(Listed entries Opens)

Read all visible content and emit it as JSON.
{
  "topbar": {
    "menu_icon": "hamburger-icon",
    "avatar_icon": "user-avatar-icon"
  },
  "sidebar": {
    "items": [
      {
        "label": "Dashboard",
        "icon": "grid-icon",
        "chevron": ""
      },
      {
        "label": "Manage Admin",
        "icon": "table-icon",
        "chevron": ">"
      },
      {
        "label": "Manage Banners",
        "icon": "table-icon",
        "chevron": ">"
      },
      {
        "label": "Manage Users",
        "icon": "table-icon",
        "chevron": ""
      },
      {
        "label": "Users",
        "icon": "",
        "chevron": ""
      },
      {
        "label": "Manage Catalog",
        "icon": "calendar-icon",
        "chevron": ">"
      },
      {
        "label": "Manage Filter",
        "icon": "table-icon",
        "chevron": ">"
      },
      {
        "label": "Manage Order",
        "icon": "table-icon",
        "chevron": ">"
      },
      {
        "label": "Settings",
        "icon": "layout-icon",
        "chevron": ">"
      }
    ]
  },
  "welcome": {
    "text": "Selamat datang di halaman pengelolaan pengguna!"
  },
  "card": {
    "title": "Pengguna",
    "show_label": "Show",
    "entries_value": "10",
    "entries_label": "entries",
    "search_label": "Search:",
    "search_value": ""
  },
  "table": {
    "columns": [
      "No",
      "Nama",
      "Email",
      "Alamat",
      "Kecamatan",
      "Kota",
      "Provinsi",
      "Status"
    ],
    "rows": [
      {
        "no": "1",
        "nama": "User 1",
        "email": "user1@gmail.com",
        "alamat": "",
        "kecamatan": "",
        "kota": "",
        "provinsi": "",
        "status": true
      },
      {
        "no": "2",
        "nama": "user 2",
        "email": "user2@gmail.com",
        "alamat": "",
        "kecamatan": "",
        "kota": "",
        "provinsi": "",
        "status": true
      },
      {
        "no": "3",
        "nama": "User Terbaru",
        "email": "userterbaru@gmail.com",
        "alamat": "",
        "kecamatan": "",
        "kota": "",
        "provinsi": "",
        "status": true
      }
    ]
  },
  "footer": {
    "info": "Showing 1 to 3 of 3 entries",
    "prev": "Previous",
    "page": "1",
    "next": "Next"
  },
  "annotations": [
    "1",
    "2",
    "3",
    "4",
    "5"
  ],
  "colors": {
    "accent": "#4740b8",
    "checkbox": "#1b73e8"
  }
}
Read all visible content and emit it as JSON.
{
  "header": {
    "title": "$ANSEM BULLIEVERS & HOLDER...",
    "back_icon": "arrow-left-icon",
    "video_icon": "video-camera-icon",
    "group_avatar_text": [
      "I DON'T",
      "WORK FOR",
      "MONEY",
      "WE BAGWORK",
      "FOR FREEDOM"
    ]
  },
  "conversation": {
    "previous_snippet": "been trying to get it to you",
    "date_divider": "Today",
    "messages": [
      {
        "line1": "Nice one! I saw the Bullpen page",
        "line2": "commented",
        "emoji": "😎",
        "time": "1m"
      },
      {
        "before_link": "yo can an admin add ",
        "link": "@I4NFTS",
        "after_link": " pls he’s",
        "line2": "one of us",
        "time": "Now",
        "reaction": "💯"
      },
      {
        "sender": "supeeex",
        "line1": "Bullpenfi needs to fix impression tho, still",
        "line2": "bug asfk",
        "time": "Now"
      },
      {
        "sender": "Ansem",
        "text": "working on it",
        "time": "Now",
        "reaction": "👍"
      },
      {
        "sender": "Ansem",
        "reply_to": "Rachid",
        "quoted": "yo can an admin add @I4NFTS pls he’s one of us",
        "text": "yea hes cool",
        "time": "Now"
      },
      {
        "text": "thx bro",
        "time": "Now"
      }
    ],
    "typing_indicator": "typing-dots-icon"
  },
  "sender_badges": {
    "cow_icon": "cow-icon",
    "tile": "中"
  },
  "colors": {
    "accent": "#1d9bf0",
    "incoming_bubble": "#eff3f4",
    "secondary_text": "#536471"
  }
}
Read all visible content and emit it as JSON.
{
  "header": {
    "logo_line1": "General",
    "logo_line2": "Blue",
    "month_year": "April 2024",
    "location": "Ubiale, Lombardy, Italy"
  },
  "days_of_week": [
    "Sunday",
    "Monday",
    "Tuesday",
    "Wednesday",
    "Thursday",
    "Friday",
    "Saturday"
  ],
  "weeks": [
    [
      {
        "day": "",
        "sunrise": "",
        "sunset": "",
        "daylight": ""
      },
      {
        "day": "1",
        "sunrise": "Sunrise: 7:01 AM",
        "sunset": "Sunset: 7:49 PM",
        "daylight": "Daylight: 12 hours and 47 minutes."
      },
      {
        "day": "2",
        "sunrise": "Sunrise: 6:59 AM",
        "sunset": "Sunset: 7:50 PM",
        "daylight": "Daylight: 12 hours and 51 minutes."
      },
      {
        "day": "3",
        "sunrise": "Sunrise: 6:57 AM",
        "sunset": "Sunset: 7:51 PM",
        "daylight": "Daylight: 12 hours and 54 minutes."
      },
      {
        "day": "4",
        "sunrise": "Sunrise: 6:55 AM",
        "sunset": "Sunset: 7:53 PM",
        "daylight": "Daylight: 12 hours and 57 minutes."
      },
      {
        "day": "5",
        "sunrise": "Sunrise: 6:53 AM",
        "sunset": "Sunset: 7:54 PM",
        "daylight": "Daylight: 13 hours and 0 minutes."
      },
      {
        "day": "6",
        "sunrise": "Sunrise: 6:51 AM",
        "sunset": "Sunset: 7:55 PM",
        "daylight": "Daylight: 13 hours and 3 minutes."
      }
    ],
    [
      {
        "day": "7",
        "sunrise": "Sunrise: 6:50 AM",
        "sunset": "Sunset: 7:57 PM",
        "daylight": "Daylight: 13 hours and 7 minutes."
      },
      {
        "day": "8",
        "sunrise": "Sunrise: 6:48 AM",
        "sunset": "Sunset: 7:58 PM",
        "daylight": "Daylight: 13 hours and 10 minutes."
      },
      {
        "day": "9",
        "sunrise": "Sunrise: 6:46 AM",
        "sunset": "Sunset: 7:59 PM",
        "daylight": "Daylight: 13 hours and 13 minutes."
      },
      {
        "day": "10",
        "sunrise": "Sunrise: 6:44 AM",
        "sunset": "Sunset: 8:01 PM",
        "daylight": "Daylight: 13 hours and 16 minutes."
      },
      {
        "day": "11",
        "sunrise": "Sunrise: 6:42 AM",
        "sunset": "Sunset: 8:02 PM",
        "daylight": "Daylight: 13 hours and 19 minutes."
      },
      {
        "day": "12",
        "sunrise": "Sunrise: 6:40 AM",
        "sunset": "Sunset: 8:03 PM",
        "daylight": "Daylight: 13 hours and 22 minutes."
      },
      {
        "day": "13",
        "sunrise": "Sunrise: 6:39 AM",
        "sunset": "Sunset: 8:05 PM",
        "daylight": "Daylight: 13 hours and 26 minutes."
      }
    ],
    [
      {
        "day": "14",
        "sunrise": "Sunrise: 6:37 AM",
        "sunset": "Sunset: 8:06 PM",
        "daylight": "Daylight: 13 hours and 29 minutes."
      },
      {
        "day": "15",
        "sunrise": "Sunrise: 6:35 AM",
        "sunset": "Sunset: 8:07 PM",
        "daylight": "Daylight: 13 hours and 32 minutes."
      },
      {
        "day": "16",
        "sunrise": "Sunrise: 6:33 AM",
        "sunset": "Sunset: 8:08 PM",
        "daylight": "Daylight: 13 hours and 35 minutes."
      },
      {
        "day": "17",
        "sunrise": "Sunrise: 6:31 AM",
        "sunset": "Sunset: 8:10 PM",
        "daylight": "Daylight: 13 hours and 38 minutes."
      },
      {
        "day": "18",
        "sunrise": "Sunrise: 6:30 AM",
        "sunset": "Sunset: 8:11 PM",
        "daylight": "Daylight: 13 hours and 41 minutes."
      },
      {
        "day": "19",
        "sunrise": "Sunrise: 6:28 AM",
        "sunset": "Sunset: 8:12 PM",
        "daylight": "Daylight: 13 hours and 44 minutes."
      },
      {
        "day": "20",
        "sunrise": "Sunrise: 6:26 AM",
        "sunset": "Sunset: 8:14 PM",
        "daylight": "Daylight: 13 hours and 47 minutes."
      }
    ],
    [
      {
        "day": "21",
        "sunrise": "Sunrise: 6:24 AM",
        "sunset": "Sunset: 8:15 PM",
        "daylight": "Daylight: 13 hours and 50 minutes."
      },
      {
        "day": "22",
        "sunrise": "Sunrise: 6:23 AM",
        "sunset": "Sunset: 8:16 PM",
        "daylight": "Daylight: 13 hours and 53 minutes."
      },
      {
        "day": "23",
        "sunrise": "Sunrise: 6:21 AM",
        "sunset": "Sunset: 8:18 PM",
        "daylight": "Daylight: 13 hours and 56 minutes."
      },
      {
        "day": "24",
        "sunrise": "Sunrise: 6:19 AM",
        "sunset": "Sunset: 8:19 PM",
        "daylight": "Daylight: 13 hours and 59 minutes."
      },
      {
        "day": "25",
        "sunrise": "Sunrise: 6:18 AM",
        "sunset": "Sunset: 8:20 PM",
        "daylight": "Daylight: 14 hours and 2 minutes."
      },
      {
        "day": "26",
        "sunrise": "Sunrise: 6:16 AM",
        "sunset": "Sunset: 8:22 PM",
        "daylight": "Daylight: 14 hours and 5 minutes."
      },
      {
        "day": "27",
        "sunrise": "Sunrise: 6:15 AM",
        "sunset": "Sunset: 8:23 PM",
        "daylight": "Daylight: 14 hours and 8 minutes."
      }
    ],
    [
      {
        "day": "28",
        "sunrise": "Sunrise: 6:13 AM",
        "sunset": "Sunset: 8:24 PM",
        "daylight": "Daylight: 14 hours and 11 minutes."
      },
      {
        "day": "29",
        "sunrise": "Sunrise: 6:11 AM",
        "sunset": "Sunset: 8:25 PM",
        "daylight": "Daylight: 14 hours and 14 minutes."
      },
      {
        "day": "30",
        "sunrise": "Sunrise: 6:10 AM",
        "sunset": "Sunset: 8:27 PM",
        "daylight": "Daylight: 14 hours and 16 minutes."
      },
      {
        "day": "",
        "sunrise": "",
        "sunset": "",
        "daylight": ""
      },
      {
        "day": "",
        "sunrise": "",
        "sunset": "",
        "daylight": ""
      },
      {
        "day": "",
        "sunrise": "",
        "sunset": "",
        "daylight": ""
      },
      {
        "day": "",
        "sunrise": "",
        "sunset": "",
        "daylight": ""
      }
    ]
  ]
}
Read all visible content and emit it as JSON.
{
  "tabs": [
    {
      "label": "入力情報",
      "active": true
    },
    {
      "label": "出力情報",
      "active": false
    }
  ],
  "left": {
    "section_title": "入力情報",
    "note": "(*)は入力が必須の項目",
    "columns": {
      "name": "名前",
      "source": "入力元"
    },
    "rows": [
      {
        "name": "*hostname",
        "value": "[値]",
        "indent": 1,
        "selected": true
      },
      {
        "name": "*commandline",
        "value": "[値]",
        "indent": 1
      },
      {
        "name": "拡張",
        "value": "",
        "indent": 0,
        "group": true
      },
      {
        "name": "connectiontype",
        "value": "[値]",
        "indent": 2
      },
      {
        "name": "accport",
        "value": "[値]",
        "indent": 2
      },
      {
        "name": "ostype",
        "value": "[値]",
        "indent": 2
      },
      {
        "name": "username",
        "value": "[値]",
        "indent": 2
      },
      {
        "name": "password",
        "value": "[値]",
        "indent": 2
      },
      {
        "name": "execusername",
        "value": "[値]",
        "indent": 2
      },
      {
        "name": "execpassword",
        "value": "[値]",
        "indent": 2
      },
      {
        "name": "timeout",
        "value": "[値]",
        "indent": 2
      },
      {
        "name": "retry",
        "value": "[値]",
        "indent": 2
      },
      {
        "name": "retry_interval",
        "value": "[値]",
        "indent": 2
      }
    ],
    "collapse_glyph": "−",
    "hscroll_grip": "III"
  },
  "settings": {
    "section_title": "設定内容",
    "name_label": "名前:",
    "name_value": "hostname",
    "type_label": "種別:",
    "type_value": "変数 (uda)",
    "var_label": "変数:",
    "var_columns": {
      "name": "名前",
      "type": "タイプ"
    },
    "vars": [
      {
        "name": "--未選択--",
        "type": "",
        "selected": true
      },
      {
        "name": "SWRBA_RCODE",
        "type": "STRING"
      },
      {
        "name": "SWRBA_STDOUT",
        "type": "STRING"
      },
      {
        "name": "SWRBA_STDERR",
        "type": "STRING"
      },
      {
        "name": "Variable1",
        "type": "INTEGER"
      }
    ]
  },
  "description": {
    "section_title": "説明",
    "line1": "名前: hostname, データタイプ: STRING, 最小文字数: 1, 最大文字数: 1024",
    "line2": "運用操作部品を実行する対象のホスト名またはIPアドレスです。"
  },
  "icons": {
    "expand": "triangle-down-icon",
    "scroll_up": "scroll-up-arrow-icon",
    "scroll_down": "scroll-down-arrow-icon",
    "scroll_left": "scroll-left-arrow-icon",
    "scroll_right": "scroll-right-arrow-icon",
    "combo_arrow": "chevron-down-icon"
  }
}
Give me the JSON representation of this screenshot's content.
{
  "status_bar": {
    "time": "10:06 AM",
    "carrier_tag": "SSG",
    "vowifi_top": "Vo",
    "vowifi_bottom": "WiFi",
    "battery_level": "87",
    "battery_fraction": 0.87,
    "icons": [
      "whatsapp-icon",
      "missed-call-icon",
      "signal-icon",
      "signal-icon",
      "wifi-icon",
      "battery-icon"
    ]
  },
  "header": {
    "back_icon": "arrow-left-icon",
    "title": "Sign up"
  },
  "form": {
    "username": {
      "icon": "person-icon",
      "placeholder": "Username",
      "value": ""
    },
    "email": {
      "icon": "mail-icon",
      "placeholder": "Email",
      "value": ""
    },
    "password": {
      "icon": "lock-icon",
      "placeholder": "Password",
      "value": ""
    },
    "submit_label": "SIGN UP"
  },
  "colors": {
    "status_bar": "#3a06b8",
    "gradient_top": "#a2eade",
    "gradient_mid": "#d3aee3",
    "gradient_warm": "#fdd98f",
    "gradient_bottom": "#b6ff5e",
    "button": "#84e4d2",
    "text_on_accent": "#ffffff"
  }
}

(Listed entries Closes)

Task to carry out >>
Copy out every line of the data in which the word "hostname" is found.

Written answer >>
        "name": "*hostname",
    "name_value": "hostname",
    "line1": "名前: hostname, データタイプ: STRING, 最小文字数: 1, 最大文字数: 1024",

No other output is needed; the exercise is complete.